Data to use section start

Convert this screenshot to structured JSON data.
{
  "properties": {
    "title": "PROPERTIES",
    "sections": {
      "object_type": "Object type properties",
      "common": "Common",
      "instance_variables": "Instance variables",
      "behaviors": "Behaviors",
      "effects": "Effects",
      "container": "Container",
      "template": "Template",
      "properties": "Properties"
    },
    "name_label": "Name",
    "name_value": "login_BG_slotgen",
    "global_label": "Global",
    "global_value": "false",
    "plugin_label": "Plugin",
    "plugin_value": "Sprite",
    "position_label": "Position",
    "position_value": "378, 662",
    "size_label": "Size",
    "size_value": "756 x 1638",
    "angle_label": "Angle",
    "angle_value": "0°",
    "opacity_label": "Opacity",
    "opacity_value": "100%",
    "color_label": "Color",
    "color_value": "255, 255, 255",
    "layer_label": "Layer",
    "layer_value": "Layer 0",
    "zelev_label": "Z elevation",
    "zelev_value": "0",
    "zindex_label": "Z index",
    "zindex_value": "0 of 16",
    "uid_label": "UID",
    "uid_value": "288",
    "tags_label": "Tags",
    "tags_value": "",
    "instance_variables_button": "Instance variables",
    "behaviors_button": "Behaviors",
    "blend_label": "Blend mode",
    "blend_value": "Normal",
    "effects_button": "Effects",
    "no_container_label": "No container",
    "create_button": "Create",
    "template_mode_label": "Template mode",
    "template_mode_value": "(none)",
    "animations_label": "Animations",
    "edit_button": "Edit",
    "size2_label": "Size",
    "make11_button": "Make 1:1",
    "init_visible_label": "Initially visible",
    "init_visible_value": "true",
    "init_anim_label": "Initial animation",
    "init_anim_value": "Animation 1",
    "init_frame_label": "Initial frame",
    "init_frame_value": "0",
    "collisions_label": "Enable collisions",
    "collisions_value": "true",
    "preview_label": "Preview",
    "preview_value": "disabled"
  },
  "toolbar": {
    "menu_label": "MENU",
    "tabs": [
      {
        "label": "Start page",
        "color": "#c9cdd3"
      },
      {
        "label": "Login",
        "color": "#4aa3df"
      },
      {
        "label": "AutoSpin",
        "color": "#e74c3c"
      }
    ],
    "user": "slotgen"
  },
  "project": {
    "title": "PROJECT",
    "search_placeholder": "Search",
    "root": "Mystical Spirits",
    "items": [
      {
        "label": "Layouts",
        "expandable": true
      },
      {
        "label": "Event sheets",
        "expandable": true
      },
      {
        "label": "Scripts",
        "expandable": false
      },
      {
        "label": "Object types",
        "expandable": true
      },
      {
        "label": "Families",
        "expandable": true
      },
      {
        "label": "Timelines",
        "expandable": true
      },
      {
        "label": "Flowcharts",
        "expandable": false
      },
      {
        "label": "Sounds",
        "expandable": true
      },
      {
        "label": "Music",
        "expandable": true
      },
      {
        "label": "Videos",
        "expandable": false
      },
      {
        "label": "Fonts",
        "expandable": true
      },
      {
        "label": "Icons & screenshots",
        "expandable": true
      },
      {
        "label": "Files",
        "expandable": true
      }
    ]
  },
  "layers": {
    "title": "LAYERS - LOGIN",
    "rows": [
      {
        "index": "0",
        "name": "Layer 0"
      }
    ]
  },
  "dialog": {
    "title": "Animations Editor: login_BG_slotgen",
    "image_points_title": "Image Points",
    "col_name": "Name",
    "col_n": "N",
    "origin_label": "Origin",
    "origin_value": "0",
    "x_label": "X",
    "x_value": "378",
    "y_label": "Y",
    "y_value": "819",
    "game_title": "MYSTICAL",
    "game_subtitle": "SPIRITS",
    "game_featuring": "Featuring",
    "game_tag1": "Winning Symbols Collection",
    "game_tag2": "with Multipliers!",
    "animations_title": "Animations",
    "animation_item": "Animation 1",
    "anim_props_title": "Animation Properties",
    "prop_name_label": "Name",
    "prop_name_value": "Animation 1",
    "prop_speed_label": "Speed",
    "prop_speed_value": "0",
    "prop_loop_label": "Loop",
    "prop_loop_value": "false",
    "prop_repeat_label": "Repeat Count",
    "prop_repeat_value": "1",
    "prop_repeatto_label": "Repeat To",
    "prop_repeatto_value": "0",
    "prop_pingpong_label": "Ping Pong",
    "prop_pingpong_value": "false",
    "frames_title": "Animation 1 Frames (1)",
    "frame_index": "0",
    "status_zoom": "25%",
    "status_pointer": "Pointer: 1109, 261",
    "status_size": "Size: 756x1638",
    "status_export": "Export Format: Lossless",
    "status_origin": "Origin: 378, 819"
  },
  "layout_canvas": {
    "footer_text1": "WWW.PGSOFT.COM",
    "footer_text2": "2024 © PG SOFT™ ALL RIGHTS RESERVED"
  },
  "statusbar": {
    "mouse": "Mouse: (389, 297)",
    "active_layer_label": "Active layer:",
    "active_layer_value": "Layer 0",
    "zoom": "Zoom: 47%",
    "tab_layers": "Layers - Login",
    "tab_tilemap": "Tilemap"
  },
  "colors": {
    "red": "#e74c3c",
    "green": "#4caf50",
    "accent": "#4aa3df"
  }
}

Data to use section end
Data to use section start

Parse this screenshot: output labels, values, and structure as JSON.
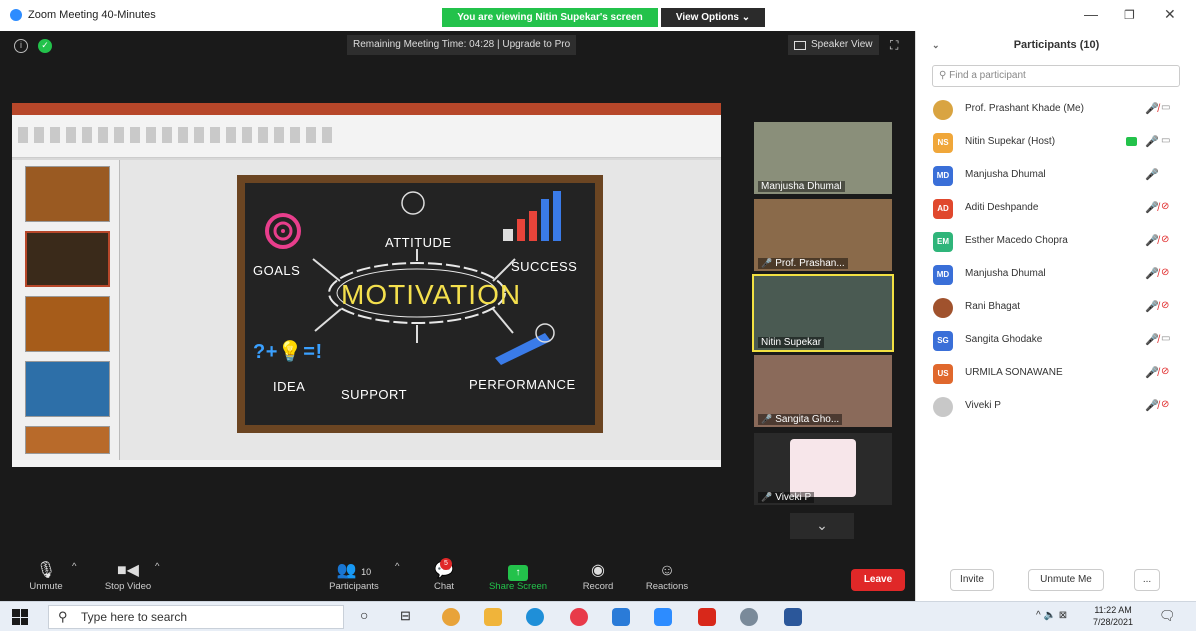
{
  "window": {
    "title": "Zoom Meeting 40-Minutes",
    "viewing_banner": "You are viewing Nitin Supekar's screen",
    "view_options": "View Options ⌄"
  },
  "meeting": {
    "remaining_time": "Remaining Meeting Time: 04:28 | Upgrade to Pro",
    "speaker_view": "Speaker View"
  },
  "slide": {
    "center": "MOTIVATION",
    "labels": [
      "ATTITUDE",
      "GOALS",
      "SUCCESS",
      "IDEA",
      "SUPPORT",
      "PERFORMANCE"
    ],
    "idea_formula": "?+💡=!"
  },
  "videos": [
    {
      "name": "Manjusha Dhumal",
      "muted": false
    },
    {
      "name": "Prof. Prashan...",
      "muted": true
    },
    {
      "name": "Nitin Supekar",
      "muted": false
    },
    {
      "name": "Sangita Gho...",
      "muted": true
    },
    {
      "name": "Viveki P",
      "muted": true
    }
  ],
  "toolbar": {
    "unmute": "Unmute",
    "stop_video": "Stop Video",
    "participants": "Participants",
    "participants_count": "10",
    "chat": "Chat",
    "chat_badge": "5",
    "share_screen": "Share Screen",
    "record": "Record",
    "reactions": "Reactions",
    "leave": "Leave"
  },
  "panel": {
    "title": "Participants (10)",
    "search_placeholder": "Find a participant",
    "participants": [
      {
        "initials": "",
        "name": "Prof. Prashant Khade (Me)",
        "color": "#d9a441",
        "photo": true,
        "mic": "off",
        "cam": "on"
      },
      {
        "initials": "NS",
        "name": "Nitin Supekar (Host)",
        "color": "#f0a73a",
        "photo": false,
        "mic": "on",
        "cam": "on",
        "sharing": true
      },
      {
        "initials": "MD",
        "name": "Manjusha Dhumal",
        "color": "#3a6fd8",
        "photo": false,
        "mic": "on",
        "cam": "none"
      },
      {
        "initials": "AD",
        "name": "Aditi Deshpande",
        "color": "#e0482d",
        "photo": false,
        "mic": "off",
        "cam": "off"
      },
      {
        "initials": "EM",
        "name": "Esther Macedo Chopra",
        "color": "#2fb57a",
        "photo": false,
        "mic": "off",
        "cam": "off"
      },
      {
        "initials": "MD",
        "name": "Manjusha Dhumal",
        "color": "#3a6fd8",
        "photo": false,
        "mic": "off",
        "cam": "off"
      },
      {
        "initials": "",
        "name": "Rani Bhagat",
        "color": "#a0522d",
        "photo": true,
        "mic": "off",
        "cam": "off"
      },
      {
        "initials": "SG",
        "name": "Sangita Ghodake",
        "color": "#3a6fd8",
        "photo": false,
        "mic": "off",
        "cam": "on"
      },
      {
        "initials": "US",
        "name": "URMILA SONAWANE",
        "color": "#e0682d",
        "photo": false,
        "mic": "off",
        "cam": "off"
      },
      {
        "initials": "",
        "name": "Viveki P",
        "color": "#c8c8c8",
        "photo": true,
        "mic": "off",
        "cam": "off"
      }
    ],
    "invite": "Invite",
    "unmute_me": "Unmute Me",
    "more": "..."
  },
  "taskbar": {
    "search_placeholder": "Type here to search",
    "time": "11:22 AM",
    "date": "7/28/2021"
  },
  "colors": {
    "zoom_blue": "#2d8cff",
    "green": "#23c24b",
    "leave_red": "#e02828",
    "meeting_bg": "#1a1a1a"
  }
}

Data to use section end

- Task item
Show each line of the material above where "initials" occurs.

- Exercise response
        "initials": "",
        "initials": "NS",
        "initials": "MD",
        "initials": "AD",
        "initials": "EM",
        "initials": "MD",
        "initials": "",
        "initials": "SG",
        "initials": "US",
        "initials": "",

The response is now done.